My parents forbade neither the purchase nor the display of the calendar, nor even the purchase of an Etta James CD, but they did intervene with audible playing of the song (at least when they were around). Since I was still, in those days, considering law as a possible career, I tried lobbying for the non-salacious nature of the content. Being the well-versed romance-novel reader that I was, I was familiar with more historic forms of the genre. And in these literary specimens, I argued, use of the phrase “make love” applied to scenarios we might today call “making out.” Since Etta had recorded this song circa … 1960 … this was a clear (dare I say “prima facie”?) instance of that usage. Alas, I was outdone by the arguments of a certain opening sax riff.
‘I Just Want to Make Love to You’ from At Last
Since I’ve quite remiss with Spooning Forks, it’s only appropriate to give “I Just Want to Make Love to You” the treatment. It’s truly a fitting tune for the feature, based on the recent conclusion that I am, above all things, a retrosexual. Not to be confused with instances where this word is applied to the antithesis of the metrosexual, a retrosexual is that woman who relies on 1950s methods of winning a man. Etta is clearly one.
She wants to bake his bread! Make sure he’s well fed! No matter that she sounds like she’s conducting a strip tease; there’s no sexual innuendo in this. She wants to wash his clothes!* … And of course make love to him. But since she doesn’t intend to keep him indoors, there are many places where this might be done. The kissing, that is.
I don’t care about the later classic-rock cover of this; there’s no way a band could sing these lyrics as convincingly as Etta. How does a man sound macho while singing about wanting to keep a woman “well-fed” or baking her bread? Either he sounds like the straight escapee from the Queer Eye cast, or he mutters his way through those lyrics to manly guitar solos … or it comes off as innuendo. And I’m sure that’s not at all what the song’s author (Willie Dixon) had in mind.
I mean, we retrosexual women, we never have things like sex on the brain …
Not sure when my next blog will be; tomorrow I start full-time (and early-morning!) training with the friend whose wedding precipitated such a crisis, as I am also the replacement at her office. We’re winding down the end of this month’s contest, however, and yesterday’s comment section generated quite a fine round of poems. Check ’em out if you haven’t already, and get all final submissions in today. Reader voting on the winners starts Friday.
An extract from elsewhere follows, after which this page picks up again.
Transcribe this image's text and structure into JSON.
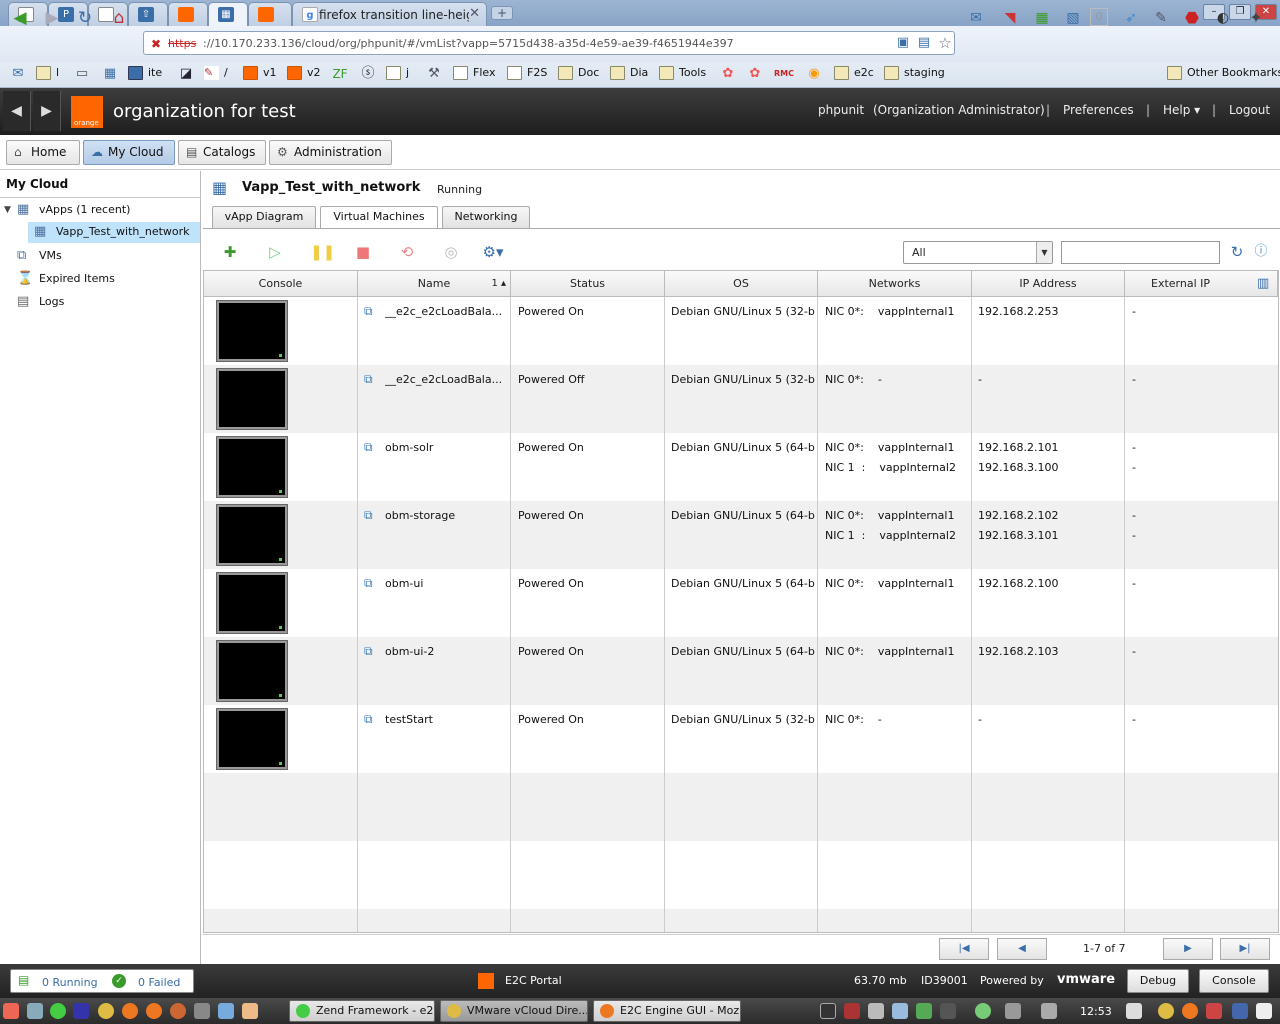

*Incidentally, a metaphor my A.P. history teacher would have instantly suspected. “Laundry” was his favorite metaphor for sex: Laundromat = brothel, washing the laundry = getting it on, etc. We never did clarify what dry-cleaning was, however …